◆ **TASK DESCRIPTION**: Return all the entries word for word, minus the pictures.

(Dataset records)
┄┄┄┄┄┄┄┄┄┄┄┄┄┄┄┄┄┄┄┄

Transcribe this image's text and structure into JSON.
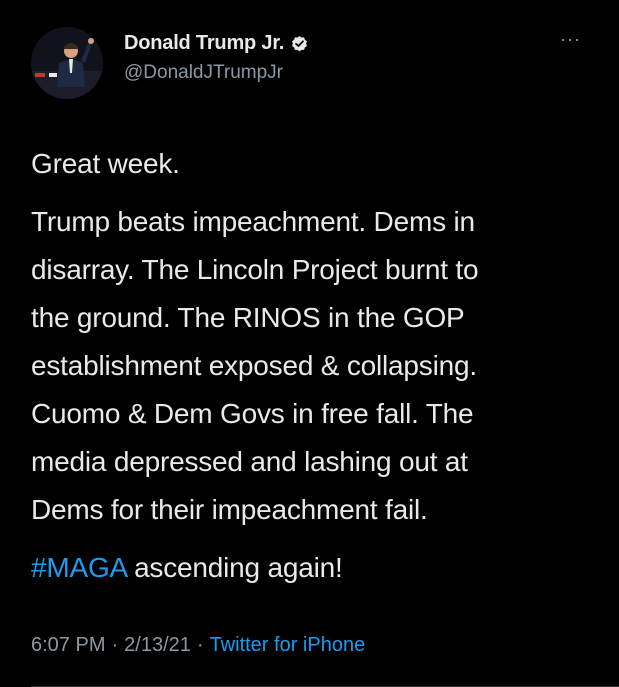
{
  "author": {
    "display_name": "Donald Trump Jr.",
    "handle": "@DonaldJTrumpJr",
    "verified": true
  },
  "more_menu": "···",
  "tweet": {
    "paragraph1": "Great week.",
    "paragraph2_lines": [
      "Trump beats impeachment. Dems in",
      "disarray. The Lincoln Project burnt to",
      "the ground. The RINOS in the GOP",
      "establishment exposed & collapsing.",
      "Cuomo & Dem Govs in free fall. The",
      "media depressed and lashing out at",
      "Dems for their impeachment fail."
    ],
    "hashtag": "#MAGA",
    "paragraph3_rest": " ascending again!"
  },
  "meta": {
    "time": "6:07 PM",
    "date": "2/13/21",
    "separator": "·",
    "source": "Twitter for iPhone"
  },
  "colors": {
    "background": "#000000",
    "text": "#e7e9ea",
    "secondary": "#8b98a5",
    "link": "#1d9bf0"
  }
}
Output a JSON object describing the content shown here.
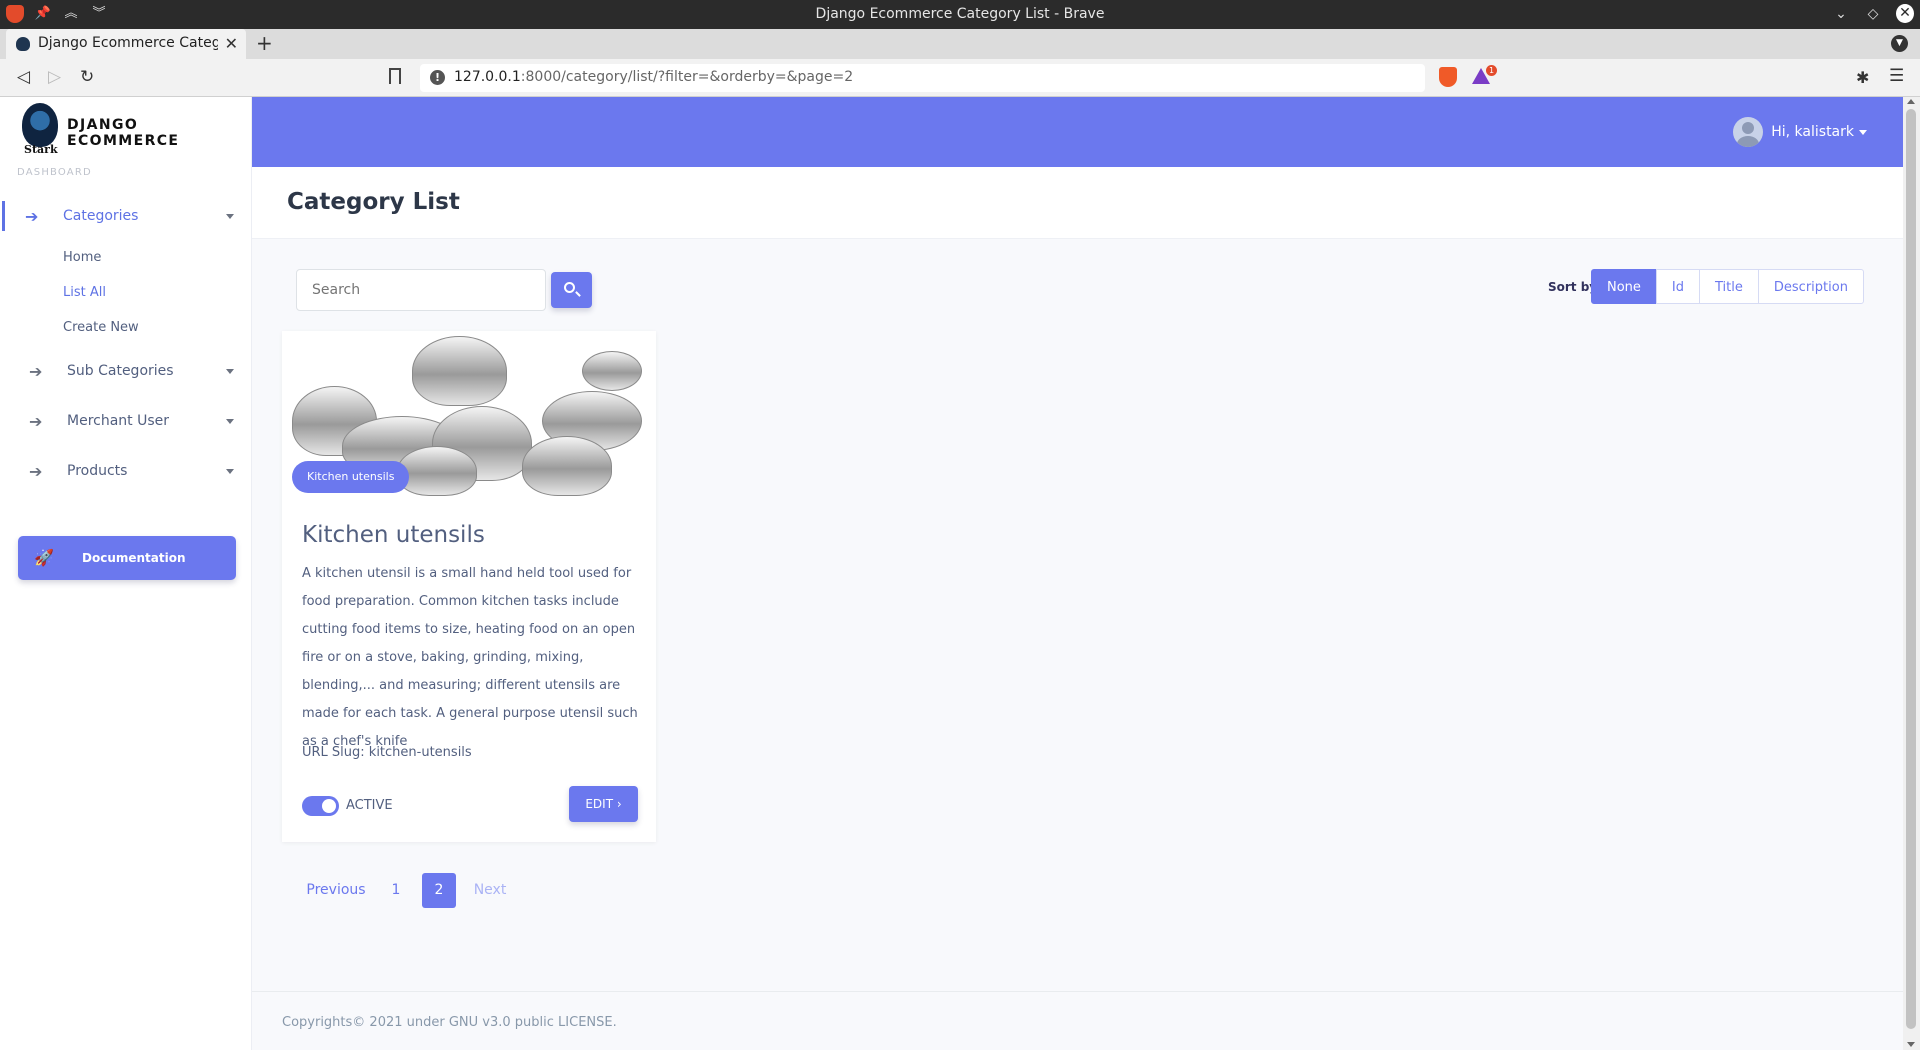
{
  "window": {
    "title": "Django Ecommerce Category List - Brave"
  },
  "tab": {
    "label": "Django Ecommerce Categor",
    "close": "✕",
    "new": "+"
  },
  "address": {
    "host": "127.0.0.1",
    "rest": ":8000/category/list/?filter=&orderby=&page=2",
    "rewards_badge": "1"
  },
  "brand": {
    "name": "DJANGO ECOMMERCE",
    "logo_text": "Stark"
  },
  "sidebar": {
    "section_label": "DASHBOARD",
    "items": [
      {
        "label": "Categories",
        "icon": "arrow-right-icon"
      },
      {
        "label": "Sub Categories",
        "icon": "arrow-right-icon"
      },
      {
        "label": "Merchant User",
        "icon": "arrow-right-icon"
      },
      {
        "label": "Products",
        "icon": "arrow-right-icon"
      }
    ],
    "subitems": [
      {
        "label": "Home"
      },
      {
        "label": "List All"
      },
      {
        "label": "Create New"
      }
    ],
    "documentation": "Documentation"
  },
  "user": {
    "greeting": "Hi, kalistark"
  },
  "page": {
    "title": "Category List"
  },
  "search": {
    "placeholder": "Search"
  },
  "sort": {
    "label": "Sort by",
    "options": [
      "None",
      "Id",
      "Title",
      "Description"
    ],
    "selected": "None"
  },
  "card": {
    "badge": "Kitchen utensils",
    "title": "Kitchen utensils",
    "description": "A kitchen utensil is a small hand held tool used for food preparation. Common kitchen tasks include cutting food items to size, heating food on an open fire or on a stove, baking, grinding, mixing, blending,... and measuring; different utensils are made for each task. A general purpose utensil such as a chef's knife",
    "slug": "URL Slug: kitchen-utensils",
    "status": "ACTIVE",
    "active": true,
    "edit": "EDIT ›"
  },
  "pagination": {
    "previous": "Previous",
    "pages": [
      "1",
      "2"
    ],
    "current": "2",
    "next": "Next"
  },
  "footer": {
    "text": "Copyrights© 2021 under GNU v3.0 public LICENSE."
  },
  "colors": {
    "accent": "#6b78ee",
    "text": "#525f7f"
  }
}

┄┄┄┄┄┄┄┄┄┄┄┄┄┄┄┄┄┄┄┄

◆ **EXERCISE SOLUTION**:
Transcribe this image's text and structure into JSON.
{
  "author": {
    "display_name": "Donald Trump Jr.",
    "handle": "@DonaldJTrumpJr",
    "verified": true
  },
  "more_menu": "···",
  "tweet": {
    "paragraph1": "Great week.",
    "paragraph2_lines": [
      "Trump beats impeachment. Dems in",
      "disarray. The Lincoln Project burnt to",
      "the ground. The RINOS in the GOP",
      "establishment exposed & collapsing.",
      "Cuomo & Dem Govs in free fall. The",
      "media depressed and lashing out at",
      "Dems for their impeachment fail."
    ],
    "hashtag": "#MAGA",
    "paragraph3_rest": " ascending again!"
  },
  "meta": {
    "time": "6:07 PM",
    "date": "2/13/21",
    "separator": "·",
    "source": "Twitter for iPhone"
  },
  "colors": {
    "background": "#000000",
    "text": "#e7e9ea",
    "secondary": "#8b98a5",
    "link": "#1d9bf0"
  }
}
Output a JSON object describing the content shown here.
{
  "window": {
    "title": "Django Ecommerce Category List - Brave"
  },
  "tab": {
    "label": "Django Ecommerce Categor",
    "close": "✕",
    "new": "+"
  },
  "address": {
    "host": "127.0.0.1",
    "rest": ":8000/category/list/?filter=&orderby=&page=2",
    "rewards_badge": "1"
  },
  "brand": {
    "name": "DJANGO ECOMMERCE",
    "logo_text": "Stark"
  },
  "sidebar": {
    "section_label": "DASHBOARD",
    "items": [
      {
        "label": "Categories",
        "icon": "arrow-right-icon"
      },
      {
        "label": "Sub Categories",
        "icon": "arrow-right-icon"
      },
      {
        "label": "Merchant User",
        "icon": "arrow-right-icon"
      },
      {
        "label": "Products",
        "icon": "arrow-right-icon"
      }
    ],
    "subitems": [
      {
        "label": "Home"
      },
      {
        "label": "List All"
      },
      {
        "label": "Create New"
      }
    ],
    "documentation": "Documentation"
  },
  "user": {
    "greeting": "Hi, kalistark"
  },
  "page": {
    "title": "Category List"
  },
  "search": {
    "placeholder": "Search"
  },
  "sort": {
    "label": "Sort by",
    "options": [
      "None",
      "Id",
      "Title",
      "Description"
    ],
    "selected": "None"
  },
  "card": {
    "badge": "Kitchen utensils",
    "title": "Kitchen utensils",
    "description": "A kitchen utensil is a small hand held tool used for food preparation. Common kitchen tasks include cutting food items to size, heating food on an open fire or on a stove, baking, grinding, mixing, blending,... and measuring; different utensils are made for each task. A general purpose utensil such as a chef's knife",
    "slug": "URL Slug: kitchen-utensils",
    "status": "ACTIVE",
    "active": true,
    "edit": "EDIT ›"
  },
  "pagination": {
    "previous": "Previous",
    "pages": [
      "1",
      "2"
    ],
    "current": "2",
    "next": "Next"
  },
  "footer": {
    "text": "Copyrights© 2021 under GNU v3.0 public LICENSE."
  },
  "colors": {
    "accent": "#6b78ee",
    "text": "#525f7f"
  }
}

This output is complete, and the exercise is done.